RTP Company (RTP) has opened a ultra-clean compounding center for the production of clean compounds for sensitive applications in medical, electronic, and other industries at its Winona, Minnesota. At present the facility is operational with two extrusion lines, the 3,300-sq. ft. (305 m2). The self-contained ultra clean compounding center has capacity for four lines and is capable of producing almost any product in company's portfolio.

As a global compounder of custom-engineered thermoplastic, our customers continue to challenge us to be at the forefront of many technologies. One common theme we hear from many markets is the desire for clean compounds, according to Gregg Newby, global director of marketing and business development at RTP. In response, we have established an Ultra Clean Compounding Center to manufacture materials for applications with higher quality requirements. The new center is a controlled production environment offering significant improvements that allows us to now supply superior quality clean compounds.

Extrusion and post-extrusion process (cooling, pelletizing, classifying and packaging) are carried out inside a climate-controlled, positive-pressure environment with interlocks to limit access.

Extruders are fully programmed with touchscreen controls that allow complete process monitoring and data acquisition. Compounds produced in our new facility are also ideal for applications that require extensive data recording and robust traceability of the manufacturing process, added Newby.

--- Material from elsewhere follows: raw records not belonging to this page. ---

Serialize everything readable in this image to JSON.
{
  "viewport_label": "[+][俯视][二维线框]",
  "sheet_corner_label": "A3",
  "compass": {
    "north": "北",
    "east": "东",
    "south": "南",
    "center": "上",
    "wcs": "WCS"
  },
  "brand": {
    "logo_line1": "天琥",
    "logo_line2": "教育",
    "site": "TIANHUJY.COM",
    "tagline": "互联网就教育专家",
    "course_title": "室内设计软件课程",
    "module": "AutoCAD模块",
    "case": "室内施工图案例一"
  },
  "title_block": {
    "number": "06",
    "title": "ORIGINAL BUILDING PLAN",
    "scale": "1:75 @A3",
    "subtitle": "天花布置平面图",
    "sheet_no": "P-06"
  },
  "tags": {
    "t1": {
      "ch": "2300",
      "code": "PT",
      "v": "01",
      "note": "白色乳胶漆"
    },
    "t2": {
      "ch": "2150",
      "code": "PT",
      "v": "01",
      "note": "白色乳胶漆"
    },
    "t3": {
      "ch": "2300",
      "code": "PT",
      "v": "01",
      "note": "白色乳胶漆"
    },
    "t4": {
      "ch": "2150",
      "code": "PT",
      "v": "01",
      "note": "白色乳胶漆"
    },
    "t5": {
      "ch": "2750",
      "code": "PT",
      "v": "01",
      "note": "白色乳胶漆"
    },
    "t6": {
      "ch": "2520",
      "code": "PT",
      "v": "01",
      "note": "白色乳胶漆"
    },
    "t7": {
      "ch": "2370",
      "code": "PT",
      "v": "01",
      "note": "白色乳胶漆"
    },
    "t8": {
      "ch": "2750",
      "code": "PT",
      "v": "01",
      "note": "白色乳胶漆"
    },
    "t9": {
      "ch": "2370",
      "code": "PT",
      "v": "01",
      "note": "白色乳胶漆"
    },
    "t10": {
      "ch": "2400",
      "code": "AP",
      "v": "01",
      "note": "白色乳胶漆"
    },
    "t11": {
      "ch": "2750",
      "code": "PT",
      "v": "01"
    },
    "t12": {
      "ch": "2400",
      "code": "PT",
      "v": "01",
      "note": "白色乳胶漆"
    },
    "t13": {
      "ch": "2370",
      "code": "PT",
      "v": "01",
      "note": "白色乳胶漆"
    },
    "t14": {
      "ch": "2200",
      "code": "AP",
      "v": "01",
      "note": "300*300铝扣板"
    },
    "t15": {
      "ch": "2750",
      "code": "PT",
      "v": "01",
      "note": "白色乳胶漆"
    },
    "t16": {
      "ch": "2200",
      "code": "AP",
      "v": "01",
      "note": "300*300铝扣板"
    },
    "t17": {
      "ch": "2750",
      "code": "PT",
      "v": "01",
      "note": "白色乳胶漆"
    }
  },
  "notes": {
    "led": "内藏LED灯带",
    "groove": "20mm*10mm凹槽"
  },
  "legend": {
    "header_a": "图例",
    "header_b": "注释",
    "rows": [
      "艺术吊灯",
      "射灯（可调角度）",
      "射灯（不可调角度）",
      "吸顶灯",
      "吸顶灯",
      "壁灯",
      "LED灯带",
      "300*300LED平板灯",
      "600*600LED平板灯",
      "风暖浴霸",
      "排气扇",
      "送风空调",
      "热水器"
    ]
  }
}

Rigorous operating and finished product testing protocols are used to lessen any potential for cross-contamination during manufacture. Good manufacturing practices are used in management and operation of the new center. Tighter control over the environment and specifications during manufacture results in more consistent compounds and eliminates sources of contamination. We can ensure that materials produced in this facility will set new industry standards, explained Newby.

Preliminary demand for clean materials has chiefly been driven by the medical and electronics industries, but applications requiring improved cleanliness are quickly diffusing to other industries where the cost of contamination in rejected parts is extremely high.